You see, Eureka made me think. And it made me think because it did not scream at me that I had to. It made me start pondering ideas about the possibility/probability of such a genius collective, the same way that Warehouse 13 plays into making me really wonder the same about conspiracy theory-laden, covert government facilities. Even though it was so awful and over-the-top, the moments of “what if” stand out so much because they are legitimate. Would a city like Eureka be as fun in real life as it is on TV? Well, no, of course not. But the concept behind it certainly is.
And on top of making me think, Eureka made me feel. Because it is so immersive, I did not realize I was emotionally attached to the show. At the end of season 3, I had tears in my eyes. I looked at my dad and said, “But Eureka isn’t supposed to make me cry!” I knew right then and there that the show was deceptively complex, and its complexity was fully hidden beneath the façade of it being superficially simple. I cared more about the characters than I thought I did. Their relationships meant something to me.
If I am invested enough to have such an emotional reaction to a show, then I would be far more likely to pick up on any commentary the show makes because I would not think that the show itself was made for any other purpose than to entertain me. To me, storytelling and entertainment are the most important aspects of art; the message and commentary should be integrated alongside, but not supersede, them.
And this is not limited to just series, either. SyFy Original movies hit me the same way that this kind of quirkiness does. I recorded Sand Serpents during the Sci-Fi Channel rebranding, and my roommate gave it a 50/50 chance it was an accident or on purpose. He knows I just love the silly SF stuff that comes in. I adore the off-the-wall series that Starship Troopers spawned. No, they’re nothing like the book, and the last two movies are even more ridiculous than the first one, but they’re fun. And to me, that’s what matters. I have a DVD set of ‘50s sci-fi movies, and I love them. Why? Those B-movies and pulp movies are not great pieces of cinema, but they’re fun to watch. Sometimes I get invested, sometimes I don’t, but every time I get a good, happy feeling from watching something that I know was created more to make audiences have a good time instead of instill some political ideal.

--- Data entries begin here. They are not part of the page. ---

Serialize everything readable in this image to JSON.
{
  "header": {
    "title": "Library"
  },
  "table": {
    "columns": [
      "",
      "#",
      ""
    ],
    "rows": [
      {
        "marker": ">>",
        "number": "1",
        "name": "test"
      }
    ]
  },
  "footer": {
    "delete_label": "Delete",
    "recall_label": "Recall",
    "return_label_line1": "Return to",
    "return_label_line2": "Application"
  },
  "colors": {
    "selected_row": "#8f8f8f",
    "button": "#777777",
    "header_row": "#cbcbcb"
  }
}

And that’s what I want more of from SF in the future. I get that it takes a special kind of person to love quirky, silly fun stuff and that heavy, dark, gritty drama sells (see: The Dark Knight and the outpouring of garbage grit afterwards). I just really hope that for every new show like LOST and Battlestar Galactica, there is a Warehouse 13 or Eureka to balance out the equation. Here’s hoping that this fall and winter’s programming will have a reprieve from the serious. I have no doubt that I am going to adore V, Stargate Universe, and Caprica; I just worry about having a hard day at work or at wedding planning and not wanting to sit down for something so heavy, letting my DVR pile up even more than it already is. SyFy in particular has a great opportunity to let campy, quirky shows dominate their network and boost ratings; that is what the network is good at.